## Brief
Copy each line below that has "Lateral".

Material for this exercise START

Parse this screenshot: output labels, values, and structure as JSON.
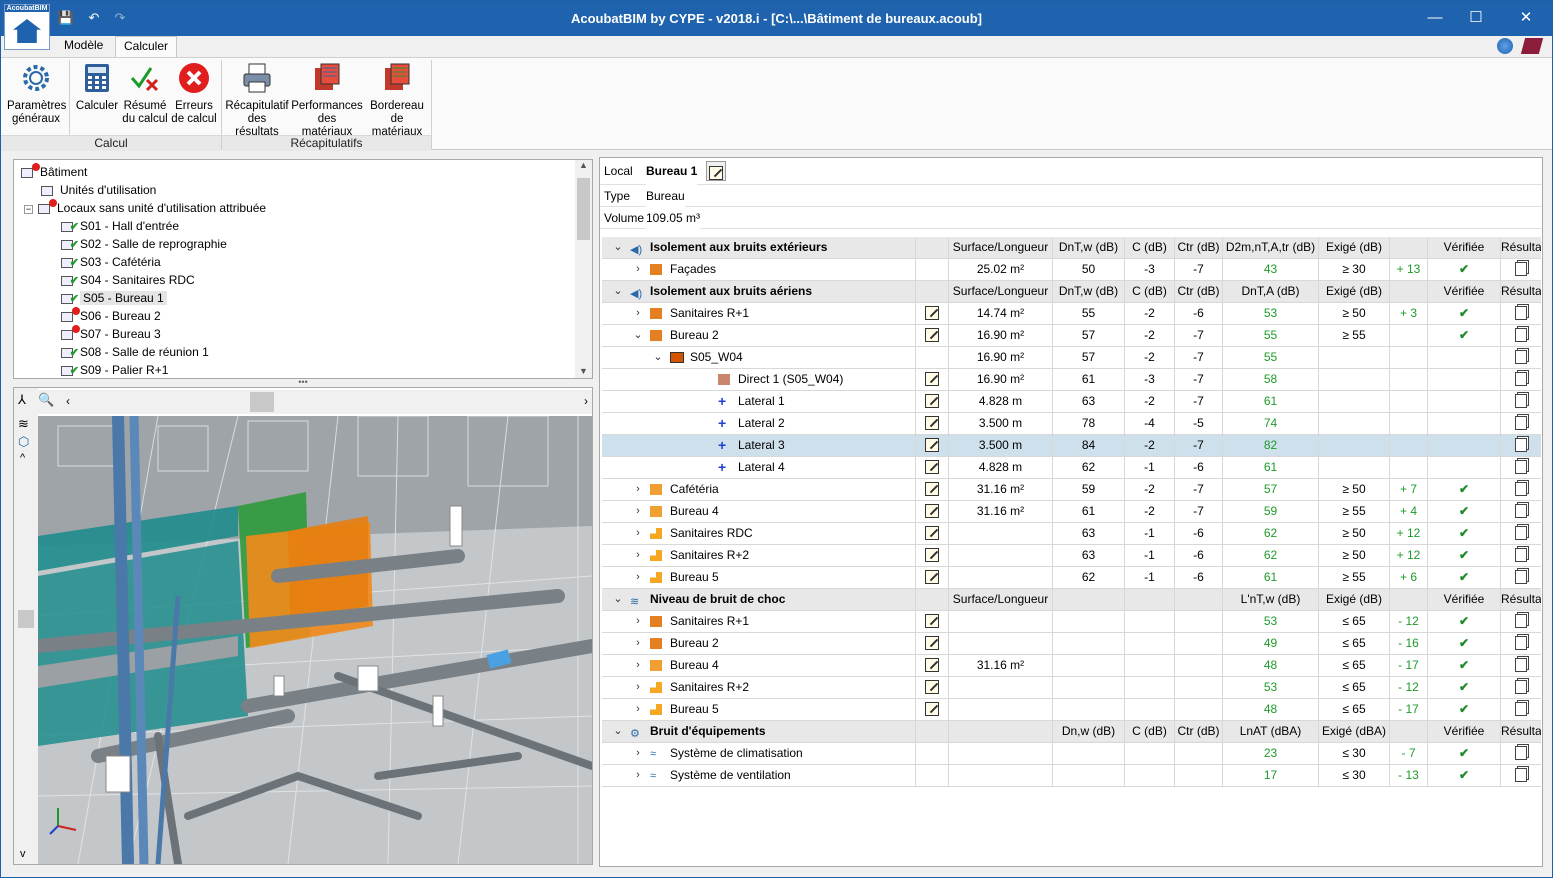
{
  "window": {
    "title": "AcoubatBIM by CYPE - v2018.i - [C:\\...\\Bâtiment de bureaux.acoub]",
    "app_logo_text": "AcoubatBIM"
  },
  "tabs": [
    "Modèle",
    "Calculer"
  ],
  "ribbon": {
    "buttons": [
      {
        "line1": "Paramètres",
        "line2": "généraux"
      },
      {
        "line1": "Calculer",
        "line2": ""
      },
      {
        "line1": "Résumé",
        "line2": "du calcul"
      },
      {
        "line1": "Erreurs",
        "line2": "de calcul"
      },
      {
        "line1": "Récapitulatif",
        "line2": "des résultats"
      },
      {
        "line1": "Performances",
        "line2": "des matériaux"
      },
      {
        "line1": "Bordereau",
        "line2": "de matériaux"
      }
    ],
    "groups": [
      "Calcul",
      "Récapitulatifs"
    ]
  },
  "tree": {
    "nodes": [
      {
        "label": "Bâtiment"
      },
      {
        "label": "Unités d'utilisation"
      },
      {
        "label": "Locaux sans unité d'utilisation attribuée"
      },
      {
        "label": "S01 - Hall d'entrée"
      },
      {
        "label": "S02 - Salle de reprographie"
      },
      {
        "label": "S03 - Cafétéria"
      },
      {
        "label": "S04 - Sanitaires RDC"
      },
      {
        "label": "S05 - Bureau 1"
      },
      {
        "label": "S06 - Bureau 2"
      },
      {
        "label": "S07 - Bureau 3"
      },
      {
        "label": "S08 - Salle de réunion 1"
      },
      {
        "label": "S09 - Palier R+1"
      }
    ]
  },
  "info": {
    "local_label": "Local",
    "local_value": "Bureau 1",
    "type_label": "Type",
    "type_value": "Bureau",
    "volume_label": "Volume",
    "volume_value": "109.05  m³"
  },
  "sections": {
    "ext": {
      "title": "Isolement aux bruits extérieurs",
      "h": [
        "Surface/Longueur",
        "DnT,w (dB)",
        "C (dB)",
        "Ctr (dB)",
        "D2m,nT,A,tr (dB)",
        "Exigé (dB)",
        "",
        "Vérifiée",
        "Résultats"
      ]
    },
    "air": {
      "title": "Isolement aux bruits aériens",
      "h": [
        "Surface/Longueur",
        "DnT,w (dB)",
        "C (dB)",
        "Ctr (dB)",
        "DnT,A (dB)",
        "Exigé (dB)",
        "",
        "Vérifiée",
        "Résultats"
      ]
    },
    "choc": {
      "title": "Niveau de bruit de choc",
      "h": [
        "Surface/Longueur",
        "",
        "",
        "",
        "L'nT,w (dB)",
        "Exigé (dB)",
        "",
        "Vérifiée",
        "Résultats"
      ]
    },
    "equip": {
      "title": "Bruit d'équipements",
      "h": [
        "",
        "Dn,w (dB)",
        "C (dB)",
        "Ctr (dB)",
        "LnAT (dBA)",
        "Exigé (dBA)",
        "",
        "Vérifiée",
        "Résultats"
      ]
    }
  },
  "rows": [
    {
      "name": "Façades",
      "v": [
        "25.02 m²",
        "50",
        "-3",
        "-7",
        "43",
        "≥ 30",
        "+ 13",
        "✔"
      ]
    },
    {
      "name": "Sanitaires R+1",
      "v": [
        "14.74 m²",
        "55",
        "-2",
        "-6",
        "53",
        "≥ 50",
        "+ 3",
        "✔"
      ]
    },
    {
      "name": "Bureau 2",
      "v": [
        "16.90 m²",
        "57",
        "-2",
        "-7",
        "55",
        "≥ 55",
        "",
        "✔"
      ]
    },
    {
      "name": "S05_W04",
      "v": [
        "16.90 m²",
        "57",
        "-2",
        "-7",
        "55",
        "",
        "",
        ""
      ]
    },
    {
      "name": "Direct 1 (S05_W04)",
      "v": [
        "16.90 m²",
        "61",
        "-3",
        "-7",
        "58",
        "",
        "",
        ""
      ]
    },
    {
      "name": "Lateral 1",
      "v": [
        "4.828 m",
        "63",
        "-2",
        "-7",
        "61",
        "",
        "",
        ""
      ]
    },
    {
      "name": "Lateral 2",
      "v": [
        "3.500 m",
        "78",
        "-4",
        "-5",
        "74",
        "",
        "",
        ""
      ]
    },
    {
      "name": "Lateral 3",
      "v": [
        "3.500 m",
        "84",
        "-2",
        "-7",
        "82",
        "",
        "",
        ""
      ]
    },
    {
      "name": "Lateral 4",
      "v": [
        "4.828 m",
        "62",
        "-1",
        "-6",
        "61",
        "",
        "",
        ""
      ]
    },
    {
      "name": "Cafétéria",
      "v": [
        "31.16 m²",
        "59",
        "-2",
        "-7",
        "57",
        "≥ 50",
        "+ 7",
        "✔"
      ]
    },
    {
      "name": "Bureau 4",
      "v": [
        "31.16 m²",
        "61",
        "-2",
        "-7",
        "59",
        "≥ 55",
        "+ 4",
        "✔"
      ]
    },
    {
      "name": "Sanitaires RDC",
      "v": [
        "",
        "63",
        "-1",
        "-6",
        "62",
        "≥ 50",
        "+ 12",
        "✔"
      ]
    },
    {
      "name": "Sanitaires R+2",
      "v": [
        "",
        "63",
        "-1",
        "-6",
        "62",
        "≥ 50",
        "+ 12",
        "✔"
      ]
    },
    {
      "name": "Bureau 5",
      "v": [
        "",
        "62",
        "-1",
        "-6",
        "61",
        "≥ 55",
        "+ 6",
        "✔"
      ]
    },
    {
      "name": "Sanitaires R+1",
      "v": [
        "",
        "",
        "",
        "",
        "53",
        "≤ 65",
        "- 12",
        "✔"
      ]
    },
    {
      "name": "Bureau 2",
      "v": [
        "",
        "",
        "",
        "",
        "49",
        "≤ 65",
        "- 16",
        "✔"
      ]
    },
    {
      "name": "Bureau 4",
      "v": [
        "31.16 m²",
        "",
        "",
        "",
        "48",
        "≤ 65",
        "- 17",
        "✔"
      ]
    },
    {
      "name": "Sanitaires R+2",
      "v": [
        "",
        "",
        "",
        "",
        "53",
        "≤ 65",
        "- 12",
        "✔"
      ]
    },
    {
      "name": "Bureau 5",
      "v": [
        "",
        "",
        "",
        "",
        "48",
        "≤ 65",
        "- 17",
        "✔"
      ]
    },
    {
      "name": "Système de climatisation",
      "v": [
        "",
        "",
        "",
        "",
        "23",
        "≤ 30",
        "- 7",
        "✔"
      ]
    },
    {
      "name": "Système de ventilation",
      "v": [
        "",
        "",
        "",
        "",
        "17",
        "≤ 30",
        "- 13",
        "✔"
      ]
    }
  ],
  "colors": {
    "titlebar": "#1f62ad",
    "green": "#1e9a2a",
    "selected_row": "#cfe0ed",
    "orange": "#f08a1c",
    "teal": "#1f8c8c"
  }
}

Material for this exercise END

## Answer space
      "name": "Lateral 1",
      "name": "Lateral 2",
      "name": "Lateral 3",
      "name": "Lateral 4",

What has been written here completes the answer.